    Blueknarr Senior Member

    If the guys on the deck surrounded by construction materials are not working on the vessel---- then I'm sorry about the caps.

    Florida may have different surveyer ethic codes. In California it is illegal for a surveyer to perform work on any vessel they personally surveyed. Or survey a vessel they previously worked on.

    If the floats are internally dry --- why replace them. Why the worry over moving to hauling facility?

    IF a third float could be inserted between the two originals. The vessel will probably capsize when one of the original is removed.

    To guarantee success it MUST NOT be supported by buoyancy. Either directly from the ground or by a crane.
     
    fallguy likes this.
  12. Jakob
    Joined: Apr 2023
    Posts: 4
    Likes: 1, Points: 3
    Location: Florida

    Jakob New Member

    Oh yes, sorry, we were replacing the steps but that was back in 2013 before we had issues with the hulls. I just didn’t have any current photos on my phone or computer. I’ve asked my dad and brother if they do. If not I’ll take them when I’m back there in a couple weeks.

    One float is dry- it’s wrapped in a “diaper”. It was wet prior to that. The other isn’t wrapped yet and it is wet inside.

    I’ll post pics when I get them but it sounds like the overwhelming consensus is it has to be dry docked. There just aren’t any good solutions leaving it in place. And if moving is not possible because the hulls won’t survive the move (and/or because the overall cost would be prohibitive) I’ll just have to salvage it. My brain is staring to accept that. I just needed to be sure.

    Thanks.
     
  13. Blueknarr
    Joined: Aug 2017
    Posts: 1,456
    Likes: 418, Points: 83
    Location: Colorado

    Blueknarr Senior Member

    All is well.

    I was mostly concerned that you were doing cosmetic or interior repairs before dealing with the structural and flotation issues.

    It is common with new posters.

    There may be ways to replace the floats in the water. But not likely in a two finger slip. You will need much more room.

    How is the underside of the house connected to the floats?

    The top drawing shows qhat is likely to happen with a central temporary float. If a beam could be extended to allow for an additional outboard float, then. A wet replacement might be possible.

    20230409_115551.jpg
     
    fallguy likes this.
  14. fallguy
    Joined: Dec 2016
    Posts: 7,643
    Likes: 1,688, Points: 123, Legacy Rep: 10
    Location: usa

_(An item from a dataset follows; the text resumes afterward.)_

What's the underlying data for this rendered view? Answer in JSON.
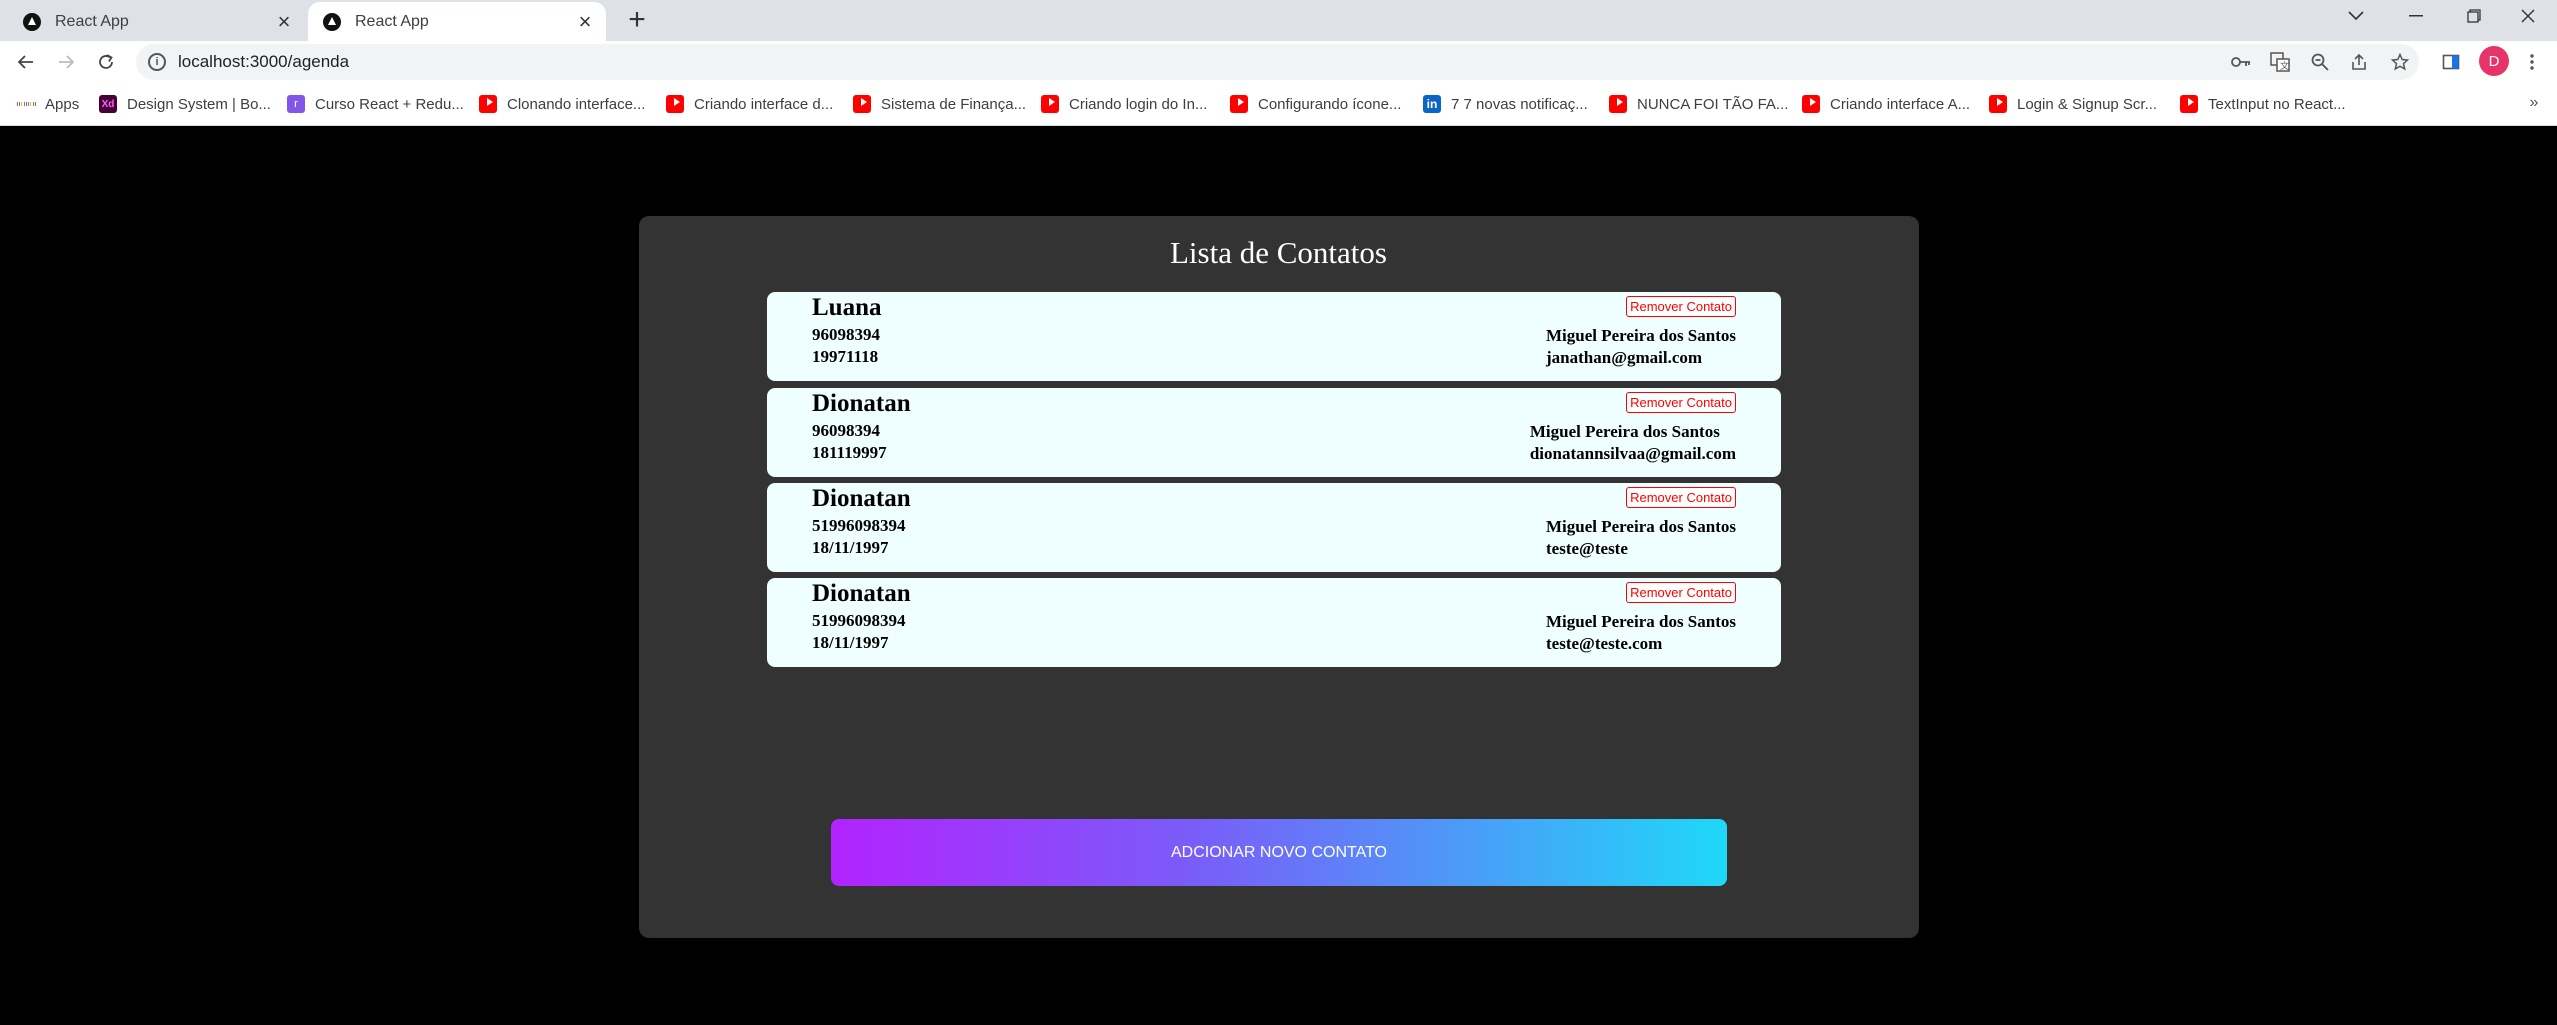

    fallguy Senior Member

    @Blueknarr 's napkin sketch explains things very well, but even he is making assumptions 1)the beam of the new float could be added and 2)it would be strong enough at the same vertical dimension over a larger span and 3)any crane operator would sign onto such a plan and 4) the marina would allow it.

    Good crane guys say no to all projects they don't like and this one is that.

    But BKs sketch is not useless because if you get the boat on the hard; the job is still difficult to support and his sketch shows a potential way, but would need to add ground supports under the outriggers and size them to support the structure.

    None of this is in the realm of forum advice. The loads; the attachments, all require some engineering to support the structure during repairs.
     

  15. kapnD
    Joined: Jan 2003
    Posts: 1,302
    Likes: 414, Points: 83, Legacy Rep: 40
    Location: hawaii, usa

    kapnD Senior Member

    Just watching a crew robotically installing epoxy pipe liners on some 60” sewer pipes, then read this thread. There’s probably a few bulkheads in the way of such an effort, and I’m sure the price is astronomical, but food for thought nonetheless.
     
Loading...
Forum posts represent the experience, opinion, and view of individual users. Boat Design Net does not necessarily endorse nor share the view of each individual post.
When making potentially dangerous or financial decisions, always employ and consult appropriate professionals. Your circumstances or experience may be different.